Help Your District Find Money

In late December, the US Department of Education released a very brief Frequently Asked Question (FAQ) sheet to dispel confusion around how American Rescue Plan Act (ARP) dollars should and are being spent.

The new FAQ adds on to guidance released in May and clarifies questions raised in the wake of Secretary Cardona’s December letter that urged school districts to use ARP funds to alleviate the current teacher shortage. That letter suggested that districts consider using ARP funds to hire additional educators and staff, increase educator compensation to persuade teachers to remain in their jobs, build and maintain a cadre of high-quality substitute teachers, support staff well-being, and make investments in the educator pipeline. There was no mention of other uses of ARP funding, including professional development.

The most recent FAQ provides a more fulsome explanation of how school districts can use ARP dollars that is not focused solely on addressing the educator shortage.

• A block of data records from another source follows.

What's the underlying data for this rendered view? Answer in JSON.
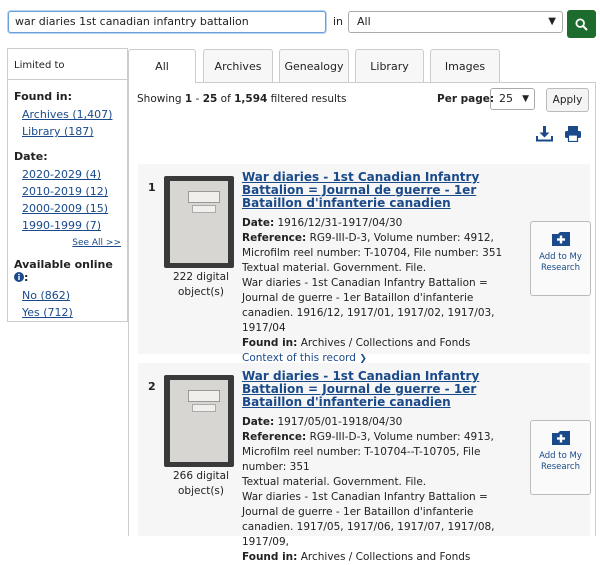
{
  "search": {
    "query": "war diaries 1st canadian infantry battalion",
    "in_label": "in",
    "scope": "All"
  },
  "sidebar": {
    "header": "Limited to",
    "found_in_title": "Found in:",
    "found_in": [
      "Archives (1,407)",
      "Library (187)"
    ],
    "date_title": "Date:",
    "dates": [
      "2020-2029 (4)",
      "2010-2019 (12)",
      "2000-2009 (15)",
      "1990-1999 (7)"
    ],
    "see_all": "See All >>",
    "online_title": "Available online",
    "online_colon": ":",
    "online": [
      "No (862)",
      "Yes (712)"
    ]
  },
  "tabs": [
    "All",
    "Archives",
    "Genealogy",
    "Library",
    "Images"
  ],
  "results_header": {
    "showing_prefix": "Showing ",
    "range_start": "1",
    "range_sep": " - ",
    "range_end": "25",
    "of": " of ",
    "total": "1,594",
    "suffix": " filtered results",
    "per_page_label": "Per page:",
    "per_page_value": "25",
    "apply": "Apply"
  },
  "results": [
    {
      "num": "1",
      "title": "War diaries - 1st Canadian Infantry Battalion = Journal de guerre - 1er Bataillon d'infanterie canadien",
      "digital": "222 digital object(s)",
      "date_label": "Date:",
      "date": "1916/12/31-1917/04/30",
      "ref_label": "Reference:",
      "reference": "RG9-III-D-3, Volume number: 4912, Microfilm reel number: T-10704, File number: 351",
      "type": "Textual material. Government. File.",
      "desc": "War diaries - 1st Canadian Infantry Battalion = Journal de guerre - 1er Bataillon d'infanterie canadien. 1916/12, 1917/01, 1917/02, 1917/03, 1917/04",
      "found_label": "Found in:",
      "found": "Archives / Collections and Fonds",
      "context": "Context of this record",
      "add": "Add to My Research"
    },
    {
      "num": "2",
      "title": "War diaries - 1st Canadian Infantry Battalion = Journal de guerre - 1er Bataillon d'infanterie canadien",
      "digital": "266 digital object(s)",
      "date_label": "Date:",
      "date": "1917/05/01-1918/04/30",
      "ref_label": "Reference:",
      "reference": "RG9-III-D-3, Volume number: 4913, Microfilm reel number: T-10704--T-10705, File number: 351",
      "type": "Textual material. Government. File.",
      "desc": "War diaries - 1st Canadian Infantry Battalion = Journal de guerre - 1er Bataillon d'infanterie canadien. 1917/05, 1917/06, 1917/07, 1917/08, 1917/09,",
      "found_label": "Found in:",
      "found": "Archives / Collections and Fonds",
      "add": "Add to My Research"
    }
  ],
  "colors": {
    "accent": "#1e6b2e",
    "link": "#1a4a8a",
    "panel": "#f6f6f6"
  },
  "icons": [
    "search-icon",
    "download-icon",
    "print-icon",
    "info-icon",
    "chevron-down-icon",
    "bookmark-plus-icon"
  ]
}
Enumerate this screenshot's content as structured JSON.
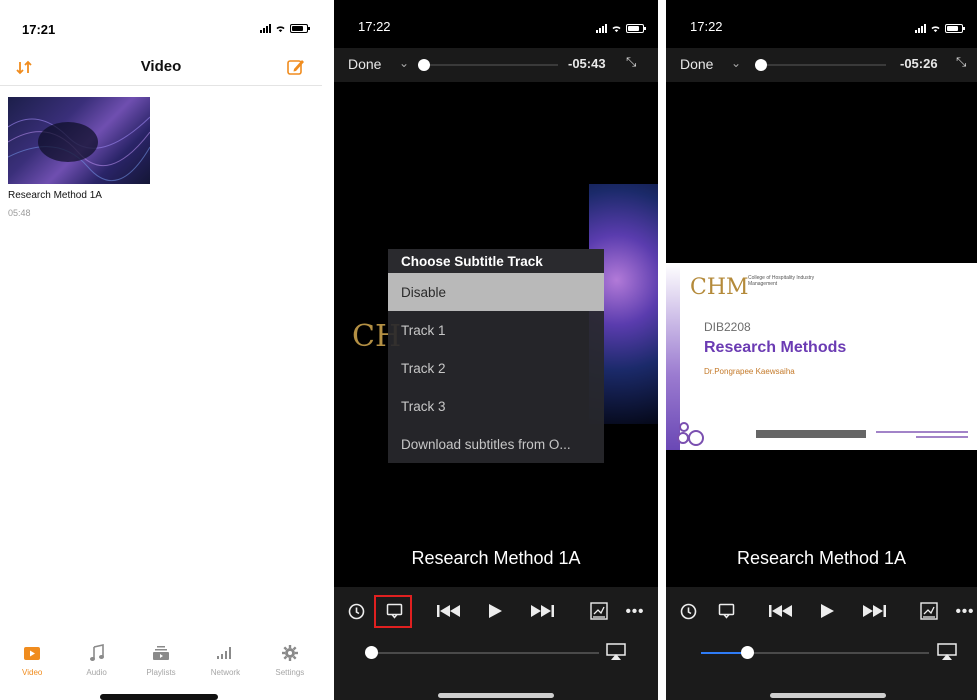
{
  "library": {
    "status_time": "17:21",
    "nav_title": "Video",
    "video": {
      "title": "Research Method 1A",
      "duration": "05:48"
    },
    "tabs": [
      {
        "label": "Video",
        "icon": "video-icon",
        "active": true
      },
      {
        "label": "Audio",
        "icon": "music-note-icon",
        "active": false
      },
      {
        "label": "Playlists",
        "icon": "playlists-icon",
        "active": false
      },
      {
        "label": "Network",
        "icon": "network-bars-icon",
        "active": false
      },
      {
        "label": "Settings",
        "icon": "gear-icon",
        "active": false
      }
    ]
  },
  "player_menu": {
    "status_time": "17:22",
    "done_label": "Done",
    "remaining": "-05:43",
    "progress": 0.0,
    "menu_title": "Choose Subtitle Track",
    "menu_items": [
      "Disable",
      "Track 1",
      "Track 2",
      "Track 3",
      "Download subtitles from O..."
    ],
    "selected_item": "Disable",
    "subtitle_text": "Research Method 1A",
    "volume": 0.0
  },
  "player_slide": {
    "status_time": "17:22",
    "done_label": "Done",
    "remaining": "-05:26",
    "progress": 0.04,
    "subtitle_text": "Research Method 1A",
    "volume": 0.2,
    "slide": {
      "logo": "CHM",
      "college": "College of Hospitality Industry Management",
      "code": "DIB2208",
      "course": "Research Methods",
      "lecturer": "Dr.Pongrapee Kaewsaiha"
    }
  },
  "colors": {
    "accent_orange": "#f08c1e",
    "slider_blue": "#2f7cf6",
    "highlight_red": "#e02020",
    "course_purple": "#6b3bb3"
  }
}
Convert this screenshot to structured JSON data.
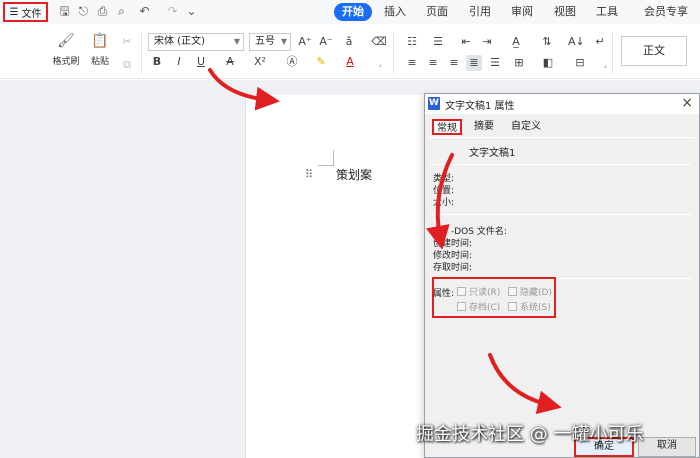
{
  "topbar": {
    "file_label": "文件",
    "tabs": [
      "开始",
      "插入",
      "页面",
      "引用",
      "审阅",
      "视图",
      "工具",
      "会员专享"
    ]
  },
  "ribbon": {
    "format_painter": "格式刷",
    "paste": "粘贴",
    "font_name": "宋体 (正文)",
    "font_size": "五号",
    "style_normal": "正文"
  },
  "document": {
    "text": "策划案"
  },
  "dialog": {
    "title": "文字文稿1 属性",
    "close": "×",
    "tabs": [
      "常规",
      "摘要",
      "自定义"
    ],
    "doc_name": "文字文稿1",
    "fields_1": [
      "类型:",
      "位置:",
      "大小:"
    ],
    "fields_2": [
      "-DOS 文件名:",
      "创建时间:",
      "修改时间:",
      "存取时间:"
    ],
    "attributes_label": "属性:",
    "checkboxes": [
      "只读(R)",
      "隐藏(D)",
      "存档(C)",
      "系统(S)"
    ],
    "ok": "确定",
    "cancel": "取消"
  },
  "watermark": "掘金技术社区 @ 一罐小可乐",
  "colors": {
    "accent": "#1a6ef5",
    "highlight": "#e02020"
  }
}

ED states in the FAQ sheet that ESF’s general purpose is to “prevent, prepare for, and respond to” COVID-19. It also highlights this statement from the original use of funds guidance to emphasize the broad range of services for which school districts can use ARP dollars: “These Federal emergency resources are available for a wide range of activities to address diverse needs arising from or exacerbated by the COVID-19 pandemic, or to emerge stronger post-pandemic, including responding to students’ social, emotional, mental health, and academic needs and continuing to provide educational services as States, LEAs, and schools respond to and recover from the pandemic.”

In the new FAQ document, the Department makes clear that its overriding guidance to school districts is to use these funds to make educational systems better for students, educators, staff, schools, and their communities post-pandemic. In the document, ED encourages SEAs and LEAs to take a holistic approach in their response to COVID-19 so that nothing will impede recovery from the pandemic.

The document also provides the allowable activities for preventing, preparing for, and responding to the pandemic, which include:

  • Addressing social, emotional, mental health, and academic needs through activities such as providing mental health services and supports to students, programs to re-engage students, continuing to address issues of digital equity and access, and implementing rigorous curricula.
  • Ensuring that students have access to teachers and critical staff needed to support their success through hiring more educators and improving compensation to recruit and retain all school staff.
  • Sustaining and expanding existing summer learning and enrichment programming or early childhood education programs.
  • Creating or improving existing data systems and collection to identify and respond in a timely manner to student needs.
  • Supporting the needs of children with disabilities, under the Individuals with Disabilities Education Act (IDEA), such as by eliminating evaluation backlogs and providing support and direct services to these children, including technical assistance, personnel preparation, and professional development.
  • Providing educational and related services to students with disabilities under Section 504 of the Rehabilitation Act of 1973 who are not eligible for services under IDEA.
  • Maintaining healthy facilities, which would include addressing pre-existing or new ventilation, roofing, and plumbing needs, or other needs that may inhibit healthy learning environments during full-time in-person learning.

The full document can be accessed here.